Reverting from bias to attitudes to change, most regular readers will probably imagine I am firmly in the “extremely fixed mindset” group, since I regularly complain about the premature introduction of ECDIS and lambast all talk of autonomous vessels, but I beg to differ.
I think Mr. Feakins is not only biased, but wrong. He is wrong because he accepts all change as good and inevitable, and he is wrong because he says people like me avoid challenges and back down in the face of adversity. I spent over 20 years in the salvage business, for goodness sake!
I would agree that there are two types of people, with numerous other types between the two extremes, but in my view the polar opposites are the people like Mr. Feakins who accept all change because it is change, and the people like me who want change to have some practical benefit before they embrace it.
I have applauded many changes and innovations in the towing industry since I first drove a tug some thirty-five years ago, including ship docking modules, rotor tugs, Carrousel-Rave tugs, Eddy tugs and Giano tugs, but they all have one thing in common – they were designed and built by people who knew what they were doing, and they were extensively tested before coming into service.
Japan’s towline-eliminating tug
This crucial difference might be termed “intelligent change”, and there is another example making the news at the moment – a small, round tug called Ume Maru. When photographs first surfaced, nobody was quite sure what it was because there had not been any publicity outside Japan, yet it turns out to have been awarded a “ship of the year” nomination by a Japanese organisation four years ago, and appears to have been working in a Japanese port ever since.
Essentially, Ume Maru is a small, circular hull with a single azimuthing thruster and what appear to be suckers on what appears to be the bow. The idea is to place the vessel against the hull of a seagoing ship, where it sucks itself securely alongside and can provide thrust in any direction. It also has a couple of towing hooks for pulling.
Apparently, the idea is to attach an azimuthing thruster (or a series of thrusters, presumably) to a ship in order to manoeuvre it safely and simply on or off the berth. The idea will eliminate towlines and, in Japan where they generally have four-man crews, cut manning in half.
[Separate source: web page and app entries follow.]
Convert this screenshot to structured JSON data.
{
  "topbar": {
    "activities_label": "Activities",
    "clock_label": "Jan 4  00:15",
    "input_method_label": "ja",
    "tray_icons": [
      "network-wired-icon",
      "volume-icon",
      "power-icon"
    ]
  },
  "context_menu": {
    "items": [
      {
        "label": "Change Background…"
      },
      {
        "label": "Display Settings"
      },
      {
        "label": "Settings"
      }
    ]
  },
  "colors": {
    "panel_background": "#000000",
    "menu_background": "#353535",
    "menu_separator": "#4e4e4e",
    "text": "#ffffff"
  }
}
The blurb says the thruster is controlled by a single joystick, just like the ones you can buy for video games, so perhaps I should point out to anyone who thinks I have a fixed mindset that we have been fitting single joysticks to tugs in Hong Kong since 1986! Plus ça change…
Other benefits which are claimed for the new tug are ease of training and the fact that it will help combat the labour shortage due to ageing populations, because it requires only a small crew.
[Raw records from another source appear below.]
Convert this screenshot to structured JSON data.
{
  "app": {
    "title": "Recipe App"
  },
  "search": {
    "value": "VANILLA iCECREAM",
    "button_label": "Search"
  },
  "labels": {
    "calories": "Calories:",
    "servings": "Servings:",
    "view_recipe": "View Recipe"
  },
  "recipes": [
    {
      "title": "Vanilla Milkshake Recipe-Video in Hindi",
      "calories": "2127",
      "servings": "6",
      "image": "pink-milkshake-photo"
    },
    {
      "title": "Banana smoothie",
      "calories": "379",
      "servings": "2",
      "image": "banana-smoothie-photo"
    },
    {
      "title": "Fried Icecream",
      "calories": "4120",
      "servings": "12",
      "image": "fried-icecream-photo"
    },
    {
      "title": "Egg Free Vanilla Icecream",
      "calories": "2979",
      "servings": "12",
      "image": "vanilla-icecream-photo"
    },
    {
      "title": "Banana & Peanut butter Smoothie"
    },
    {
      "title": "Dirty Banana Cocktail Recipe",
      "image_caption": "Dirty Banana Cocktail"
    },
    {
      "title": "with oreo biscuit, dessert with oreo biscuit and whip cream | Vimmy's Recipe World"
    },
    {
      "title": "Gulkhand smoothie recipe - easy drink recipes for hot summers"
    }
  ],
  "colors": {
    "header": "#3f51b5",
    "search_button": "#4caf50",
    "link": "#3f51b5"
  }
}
Of course I have some reservations about the new design. It appears to be unsuitable for exposed waters, unless the suckers are stronger and more flexible than they look, and it appears to be a miniature prototype, having a circumference of only eight metres and a mere 10 tonnes bollard pull. I am also concerned that it has been in development for rather a long time, which might indicate teething problems but could also reflect the traditional, conservative approach in Japan – they are unlikely to announce it with great fanfare unless they are absolutely sure it will work perfectly.
And that, to me at least, is the essence of intelligent change – rigorous testing, extensive trialling, and eventual introduction when all the bugs are ironed out. Well done, Japan, and we hope to welcome your ugly little tug soon.
Eat your heart out, ECDIS! Kiss my Madras, autonomous vessel! This is how you do it.
Before I go, readers are advised not to use the word “umemaru” in mixed company. It has another meaning that might cause polite Japanese eyebrows to be raised, but I will leave you to research that one!
Alan Loynd is a master mariner with extensive seagoing and shore experience, especially in the areas of salvage and towage. He is the former General Manager of the renowned Hong Kong Salvage and Towage company. He now runs his own marine consultancy and was chairman of the International Tugmasters Association.